As federal agencies adjust their worksites to the realities of the COVID-19 pandemic, these changes will likely have a direct impact on government contractors and their employees who work at those sites. If the government closes or reduces operations at a site, a contractor may be forced to furlough or reduce the hours of employees. Some reduction actions could result in an employee who was exempt from overtime payments under the Fair Labor Standards Act (“FLSA”) being reclassified as non-exempt, which would require the employer to pay the employee overtime wages, with negative long-term repercussions.
An employee may volunteer to reduce her salary for any period of time without any FLSA consequences so long as her decision is completely voluntary. To the extent the employer must impose involuntary reductions on an exempt employee, the following options are available that should not result in the employee being reclassified as non-exempt under FLSA:
- Furloughs in full week increments: With certain exceptions, FLSA requires that an exempt employee be paid a full week’s salary in any week in which she performs work. However, there is no requirement that an exempt employee’s salary be paid if the employee has not performed any work for the entire week. Notably, “no work” must be interpreted strictly to preclude any work of any kind. “Work” could even include checking email from home or via mobile devices, which could entitle the employee to a full week’s pay.
- Mandatory leave bank or paid time off deductions: An employer can require its employee to use accrued leave while on furlough. Once accrued leave is exhausted, the remainder of that furloughed employee’s leave may be without pay, so long as the employee performs no work while on furlough.
- “Non-temporary” schedule and salary reductions: An employer may reduce an exempt employee’s hours and salary under certain circumstances without converting that employee’s FLSA status to “non-exempt.” The Tenth Circuit Court of Appeals has opined that an employer may do so if the reduced hours and pay are for a fixed period of at least two months. See In re Walmart Stores, Inc., 395 F.3d 1177 (10th Cir. 2005); see also Havey v. Homebound Mortgage, Inc., 547 F.3d 158, 166 (2d Cir. 2008) (holding that prospective quarterly pay adjustments did not cause employee to lose exempt status). However, employers must be mindful that “pervasive manipulation of payments that makes a ‘sham’ of what purports to be salary” may cause loss of exempt status. In re Walmart Stores, Inc., 395 F.3d at 1188. Employers also must ensure that the reduced salary meets the minimum FLSA salary requirements for exempt status (which, in most instances, is $684 per week, increased from $455 per week effective January 1, 2020).

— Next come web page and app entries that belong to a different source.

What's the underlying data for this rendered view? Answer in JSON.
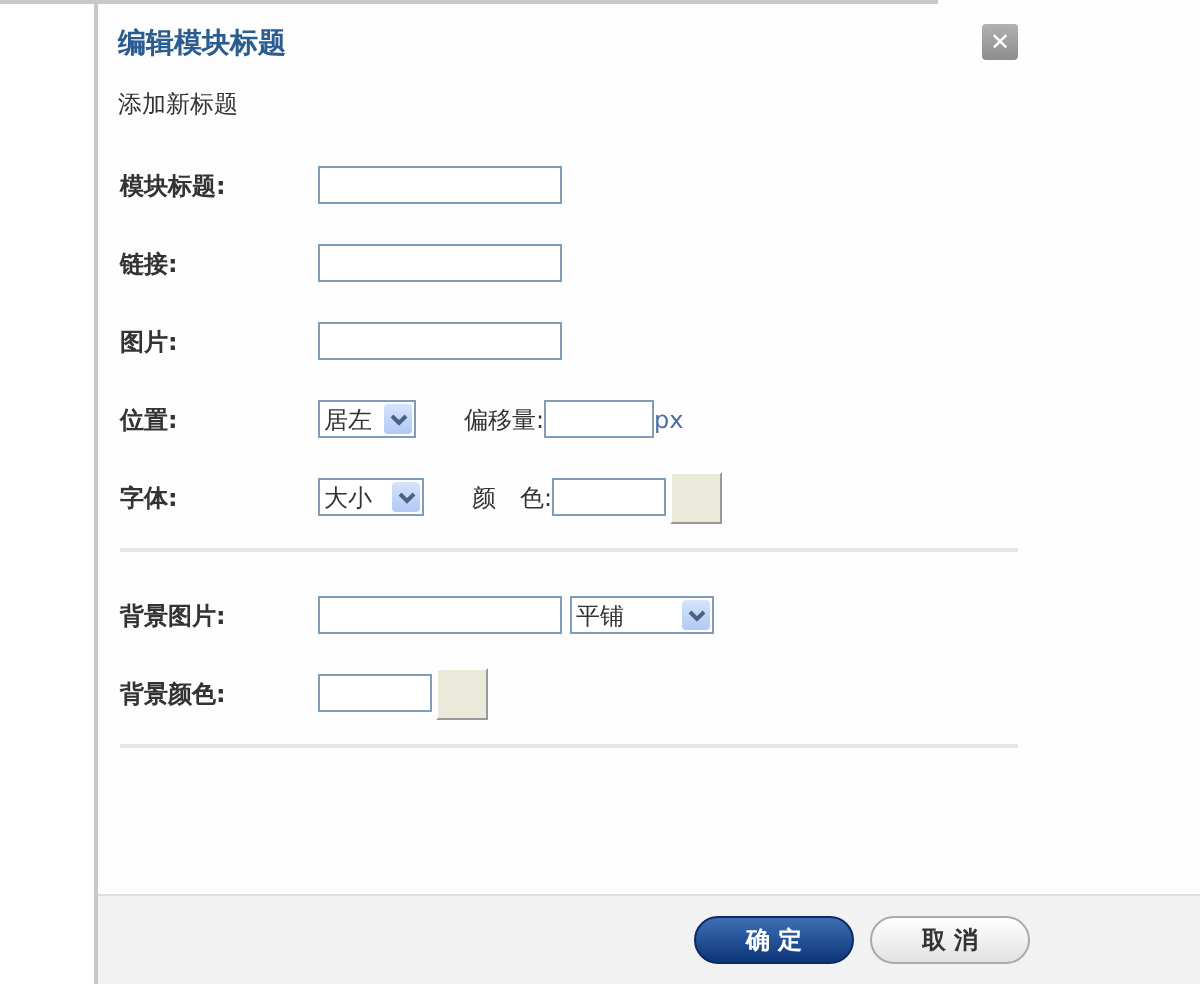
{
  "dialog": {
    "title": "编辑模块标题",
    "subtitle": "添加新标题",
    "close": "✕"
  },
  "sections": [
    {
      "rows": [
        {
          "kind": "text",
          "label": "模块标题:"
        },
        {
          "kind": "text",
          "label": "链接:"
        },
        {
          "kind": "text",
          "label": "图片:"
        },
        {
          "kind": "select-offset",
          "label": "位置:",
          "select": "居左",
          "extra_label": "偏移量:",
          "unit": "px"
        },
        {
          "kind": "select-color",
          "label": "字体:",
          "select": "大小",
          "extra_label": "颜　色:"
        }
      ]
    },
    {
      "rows": [
        {
          "kind": "text-select",
          "label": "背景图片:",
          "select": "平铺"
        },
        {
          "kind": "color",
          "label": "背景颜色:"
        }
      ]
    }
  ],
  "buttons": [
    {
      "label": "确 定",
      "kind": "primary"
    },
    {
      "label": "取 消",
      "kind": "secondary"
    }
  ]
}
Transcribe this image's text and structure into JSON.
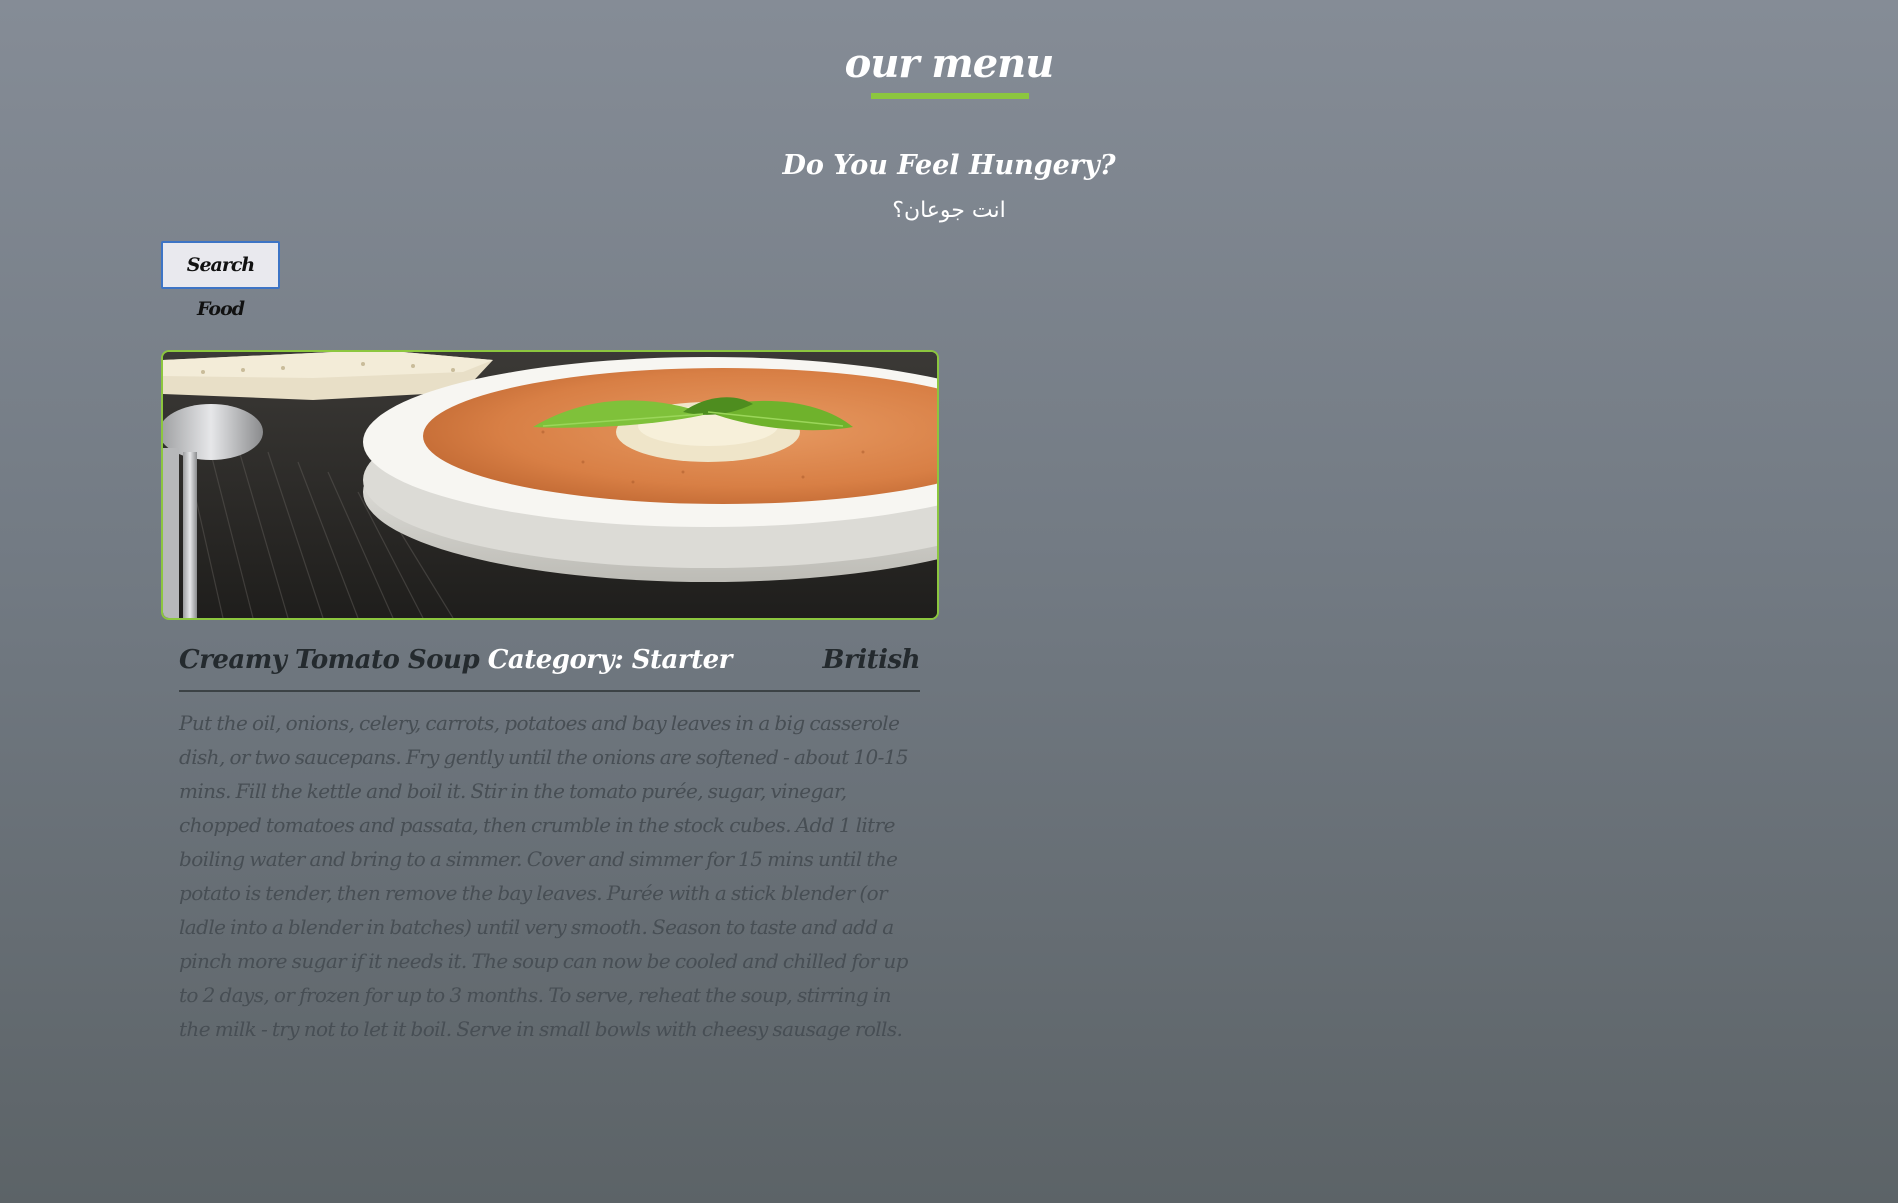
{
  "header": {
    "title": "our menu",
    "subtitle": "Do You Feel Hungery?",
    "arabic_subtitle": "انت جوعان؟"
  },
  "search": {
    "button_label": "Search Food"
  },
  "meal": {
    "name": "Creamy Tomato Soup",
    "category": "Category: Starter",
    "area": "British",
    "instructions": "Put the oil, onions, celery, carrots, potatoes and bay leaves in a big casserole dish, or two saucepans. Fry gently until the onions are softened - about 10-15 mins. Fill the kettle and boil it. Stir in the tomato purée, sugar, vinegar, chopped tomatoes and passata, then crumble in the stock cubes. Add 1 litre boiling water and bring to a simmer. Cover and simmer for 15 mins until the potato is tender, then remove the bay leaves. Purée with a stick blender (or ladle into a blender in batches) until very smooth. Season to taste and add a pinch more sugar if it needs it. The soup can now be cooled and chilled for up to 2 days, or frozen for up to 3 months. To serve, reheat the soup, stirring in the milk - try not to let it boil. Serve in small bowls with cheesy sausage rolls."
  },
  "colors": {
    "accent": "#8cc63f",
    "background_top": "#858c96",
    "background_bottom": "#5c6367",
    "heading_text": "#ffffff",
    "dark_text": "#242a2e",
    "body_text": "#474e54"
  }
}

Non-exempt employees need only be paid for time worked. Employers therefore may reduce a non-exempt employee’s hours (including furloughs of less than a full week) and wages without any FLSA consequences. Of course, overtime, minimum wage laws (including regulations implementing President Obama’s Executive Order mandating a $10.10 minimum wage for contractors) and sick leave requirements (including FAR 52.2222-62) would still apply. Paid sick leave requirements may be expanded this week, as this past weekend the House of Representatives passed the Families First Coronavirus Response Act, expanding paid sick leave under the Family Medical Leave Act and adding a new provision for emergency paid sick leave for those staying home for COVID-19 related causes. This bill is still under consideration by the Senate. Finally, existing, and potential new, state laws should also be reviewed for applicable wage, hour and sick leave laws.
For more information on these and other employment law issues relating to the pandemic, such as notice requirements for mass layoffs, please see Covington’s COVID-19 Legal and Business Toolkit. The U.S. Department of Labor, Wage and Hour Division, also has established a website to address COVID-19 related FLSA-compliance questions.
We will continue to track the latest on potential government actions and their impact on contractors. If you have any questions concerning the material discussed in this client alert, please contact the following members of our Government Contracts practice: